▶ What is required:
Could you say how many lines in the entries contain the string "서울특별시"? Give only that number.

▶ Input data:
▼

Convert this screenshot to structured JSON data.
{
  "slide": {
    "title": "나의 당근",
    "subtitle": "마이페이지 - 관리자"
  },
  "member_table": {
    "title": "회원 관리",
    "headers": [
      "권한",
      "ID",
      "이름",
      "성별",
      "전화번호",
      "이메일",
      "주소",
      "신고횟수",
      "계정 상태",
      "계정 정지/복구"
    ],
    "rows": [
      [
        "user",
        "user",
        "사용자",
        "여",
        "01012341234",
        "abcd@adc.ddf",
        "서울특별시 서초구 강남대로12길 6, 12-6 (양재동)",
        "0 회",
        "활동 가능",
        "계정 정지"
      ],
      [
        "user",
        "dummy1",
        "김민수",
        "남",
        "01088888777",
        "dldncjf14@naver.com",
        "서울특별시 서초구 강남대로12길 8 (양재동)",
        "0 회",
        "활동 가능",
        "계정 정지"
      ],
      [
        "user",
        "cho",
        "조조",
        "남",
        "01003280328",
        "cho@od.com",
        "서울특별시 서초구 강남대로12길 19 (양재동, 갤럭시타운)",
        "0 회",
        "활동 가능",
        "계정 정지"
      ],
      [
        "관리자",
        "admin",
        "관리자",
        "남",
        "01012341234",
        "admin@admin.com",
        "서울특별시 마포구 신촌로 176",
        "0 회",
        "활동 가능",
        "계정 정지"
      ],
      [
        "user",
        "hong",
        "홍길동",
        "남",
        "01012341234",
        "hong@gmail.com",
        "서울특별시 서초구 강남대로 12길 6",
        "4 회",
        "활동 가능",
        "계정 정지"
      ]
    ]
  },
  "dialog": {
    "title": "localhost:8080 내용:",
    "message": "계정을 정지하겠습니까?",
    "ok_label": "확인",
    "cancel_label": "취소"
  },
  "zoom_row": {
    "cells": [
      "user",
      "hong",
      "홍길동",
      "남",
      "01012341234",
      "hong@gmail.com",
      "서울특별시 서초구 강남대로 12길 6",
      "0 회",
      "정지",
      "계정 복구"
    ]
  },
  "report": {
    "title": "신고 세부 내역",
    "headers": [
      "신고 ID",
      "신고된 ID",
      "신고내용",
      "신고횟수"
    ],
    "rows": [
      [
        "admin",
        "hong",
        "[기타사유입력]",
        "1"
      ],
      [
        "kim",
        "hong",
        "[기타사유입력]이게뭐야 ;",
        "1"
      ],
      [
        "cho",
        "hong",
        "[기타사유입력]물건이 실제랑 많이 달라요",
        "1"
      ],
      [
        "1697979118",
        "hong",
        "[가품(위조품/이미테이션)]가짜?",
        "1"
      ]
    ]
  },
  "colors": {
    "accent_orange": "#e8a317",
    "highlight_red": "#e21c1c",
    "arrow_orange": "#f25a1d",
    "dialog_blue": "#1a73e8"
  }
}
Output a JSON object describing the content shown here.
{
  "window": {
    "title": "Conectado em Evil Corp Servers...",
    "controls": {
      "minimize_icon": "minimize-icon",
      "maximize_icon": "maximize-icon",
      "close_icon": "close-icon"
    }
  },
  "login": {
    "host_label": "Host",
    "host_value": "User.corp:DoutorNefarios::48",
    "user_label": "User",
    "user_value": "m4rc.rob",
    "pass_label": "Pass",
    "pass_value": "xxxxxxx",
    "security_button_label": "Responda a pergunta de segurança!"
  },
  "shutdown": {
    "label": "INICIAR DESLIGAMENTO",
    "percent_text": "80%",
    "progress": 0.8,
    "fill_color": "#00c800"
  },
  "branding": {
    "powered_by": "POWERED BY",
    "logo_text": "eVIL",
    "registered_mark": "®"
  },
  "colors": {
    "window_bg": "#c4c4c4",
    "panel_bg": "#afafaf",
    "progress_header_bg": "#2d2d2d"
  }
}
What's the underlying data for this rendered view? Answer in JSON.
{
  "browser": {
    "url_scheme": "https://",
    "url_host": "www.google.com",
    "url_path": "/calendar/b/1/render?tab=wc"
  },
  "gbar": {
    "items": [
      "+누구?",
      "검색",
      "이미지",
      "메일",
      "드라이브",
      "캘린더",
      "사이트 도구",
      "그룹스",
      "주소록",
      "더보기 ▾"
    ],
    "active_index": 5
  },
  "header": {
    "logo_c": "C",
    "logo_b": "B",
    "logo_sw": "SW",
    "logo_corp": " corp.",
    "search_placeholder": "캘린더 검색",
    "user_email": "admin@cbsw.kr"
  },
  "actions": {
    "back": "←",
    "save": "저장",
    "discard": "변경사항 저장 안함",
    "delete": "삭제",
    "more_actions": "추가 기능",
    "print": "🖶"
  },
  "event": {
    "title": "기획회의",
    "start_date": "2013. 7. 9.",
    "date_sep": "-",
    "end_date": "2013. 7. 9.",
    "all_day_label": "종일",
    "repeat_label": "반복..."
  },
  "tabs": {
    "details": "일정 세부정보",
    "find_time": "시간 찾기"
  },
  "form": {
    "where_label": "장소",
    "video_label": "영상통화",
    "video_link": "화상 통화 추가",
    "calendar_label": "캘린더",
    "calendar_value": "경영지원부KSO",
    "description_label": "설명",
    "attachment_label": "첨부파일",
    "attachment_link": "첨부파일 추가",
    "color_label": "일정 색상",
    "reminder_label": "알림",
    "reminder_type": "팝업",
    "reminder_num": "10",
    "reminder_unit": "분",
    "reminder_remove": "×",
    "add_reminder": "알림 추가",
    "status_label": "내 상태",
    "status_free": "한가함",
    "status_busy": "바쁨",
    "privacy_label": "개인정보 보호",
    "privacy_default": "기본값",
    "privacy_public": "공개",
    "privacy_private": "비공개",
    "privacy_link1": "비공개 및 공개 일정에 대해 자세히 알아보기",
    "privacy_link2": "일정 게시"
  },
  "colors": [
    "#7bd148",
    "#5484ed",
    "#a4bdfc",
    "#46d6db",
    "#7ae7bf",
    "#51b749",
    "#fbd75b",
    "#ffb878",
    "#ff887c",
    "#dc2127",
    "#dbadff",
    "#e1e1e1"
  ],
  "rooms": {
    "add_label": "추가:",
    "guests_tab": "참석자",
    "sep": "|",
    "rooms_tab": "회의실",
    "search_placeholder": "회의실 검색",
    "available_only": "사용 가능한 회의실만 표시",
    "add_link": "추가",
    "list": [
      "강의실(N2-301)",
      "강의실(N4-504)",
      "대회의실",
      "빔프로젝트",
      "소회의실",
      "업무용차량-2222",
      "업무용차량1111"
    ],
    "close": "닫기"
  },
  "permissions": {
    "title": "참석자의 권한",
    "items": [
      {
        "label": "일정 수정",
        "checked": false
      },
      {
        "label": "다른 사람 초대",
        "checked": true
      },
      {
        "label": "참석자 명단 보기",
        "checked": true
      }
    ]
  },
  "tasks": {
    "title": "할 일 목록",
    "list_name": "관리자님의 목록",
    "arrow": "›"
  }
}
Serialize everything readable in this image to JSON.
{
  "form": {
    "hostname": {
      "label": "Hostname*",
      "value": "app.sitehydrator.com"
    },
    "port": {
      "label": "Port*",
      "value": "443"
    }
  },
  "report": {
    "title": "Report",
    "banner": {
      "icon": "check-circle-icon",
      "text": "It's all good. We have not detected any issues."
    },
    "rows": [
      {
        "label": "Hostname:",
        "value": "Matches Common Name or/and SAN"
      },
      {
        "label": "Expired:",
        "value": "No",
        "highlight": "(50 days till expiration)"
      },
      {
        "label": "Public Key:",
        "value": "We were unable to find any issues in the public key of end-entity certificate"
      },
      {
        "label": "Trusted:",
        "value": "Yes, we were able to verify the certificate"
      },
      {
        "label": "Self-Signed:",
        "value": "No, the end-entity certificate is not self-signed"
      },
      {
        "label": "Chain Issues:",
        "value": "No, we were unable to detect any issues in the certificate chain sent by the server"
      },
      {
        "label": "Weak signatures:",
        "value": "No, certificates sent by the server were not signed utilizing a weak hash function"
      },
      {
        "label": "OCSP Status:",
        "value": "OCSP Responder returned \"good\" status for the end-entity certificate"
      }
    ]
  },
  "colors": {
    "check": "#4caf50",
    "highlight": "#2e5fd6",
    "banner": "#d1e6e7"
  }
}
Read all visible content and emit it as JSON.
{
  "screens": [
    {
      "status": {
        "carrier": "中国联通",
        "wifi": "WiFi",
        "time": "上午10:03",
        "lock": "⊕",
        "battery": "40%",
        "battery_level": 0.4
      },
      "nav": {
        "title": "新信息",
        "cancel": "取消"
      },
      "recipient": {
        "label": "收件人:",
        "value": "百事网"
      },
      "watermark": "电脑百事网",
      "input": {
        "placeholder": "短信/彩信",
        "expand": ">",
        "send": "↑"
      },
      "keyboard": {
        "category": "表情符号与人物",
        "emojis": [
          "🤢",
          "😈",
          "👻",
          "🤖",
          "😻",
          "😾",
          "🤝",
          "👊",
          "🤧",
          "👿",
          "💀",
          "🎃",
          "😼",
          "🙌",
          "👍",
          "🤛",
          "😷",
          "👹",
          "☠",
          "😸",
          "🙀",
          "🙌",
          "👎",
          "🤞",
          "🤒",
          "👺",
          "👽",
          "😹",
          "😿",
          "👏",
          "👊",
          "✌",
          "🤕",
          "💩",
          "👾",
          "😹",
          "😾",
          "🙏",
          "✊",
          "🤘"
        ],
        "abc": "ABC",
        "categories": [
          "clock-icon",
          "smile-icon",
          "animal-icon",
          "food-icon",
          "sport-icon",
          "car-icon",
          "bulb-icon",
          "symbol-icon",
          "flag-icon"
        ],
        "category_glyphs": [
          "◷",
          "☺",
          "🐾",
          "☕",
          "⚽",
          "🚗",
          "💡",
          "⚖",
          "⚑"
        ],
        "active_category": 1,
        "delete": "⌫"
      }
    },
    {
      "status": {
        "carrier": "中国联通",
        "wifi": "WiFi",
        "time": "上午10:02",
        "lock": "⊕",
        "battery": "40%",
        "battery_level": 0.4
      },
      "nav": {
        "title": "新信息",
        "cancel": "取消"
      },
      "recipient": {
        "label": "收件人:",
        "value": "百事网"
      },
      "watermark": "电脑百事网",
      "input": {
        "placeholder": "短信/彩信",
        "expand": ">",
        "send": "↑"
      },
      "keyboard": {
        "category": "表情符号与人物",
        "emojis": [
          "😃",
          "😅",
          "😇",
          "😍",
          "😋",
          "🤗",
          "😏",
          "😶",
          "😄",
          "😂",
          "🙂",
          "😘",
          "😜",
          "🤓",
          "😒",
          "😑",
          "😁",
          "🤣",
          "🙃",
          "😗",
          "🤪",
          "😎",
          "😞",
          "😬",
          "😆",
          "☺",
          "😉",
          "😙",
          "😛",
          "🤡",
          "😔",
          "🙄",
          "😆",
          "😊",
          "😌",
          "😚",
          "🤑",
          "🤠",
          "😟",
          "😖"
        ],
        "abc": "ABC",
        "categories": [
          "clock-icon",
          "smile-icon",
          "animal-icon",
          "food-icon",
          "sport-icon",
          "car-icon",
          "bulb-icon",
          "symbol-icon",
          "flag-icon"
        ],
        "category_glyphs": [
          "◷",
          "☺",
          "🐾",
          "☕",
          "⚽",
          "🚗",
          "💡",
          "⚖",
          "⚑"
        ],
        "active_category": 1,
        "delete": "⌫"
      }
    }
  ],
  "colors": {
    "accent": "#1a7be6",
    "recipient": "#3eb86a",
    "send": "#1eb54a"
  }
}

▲

▶ Written solution:
6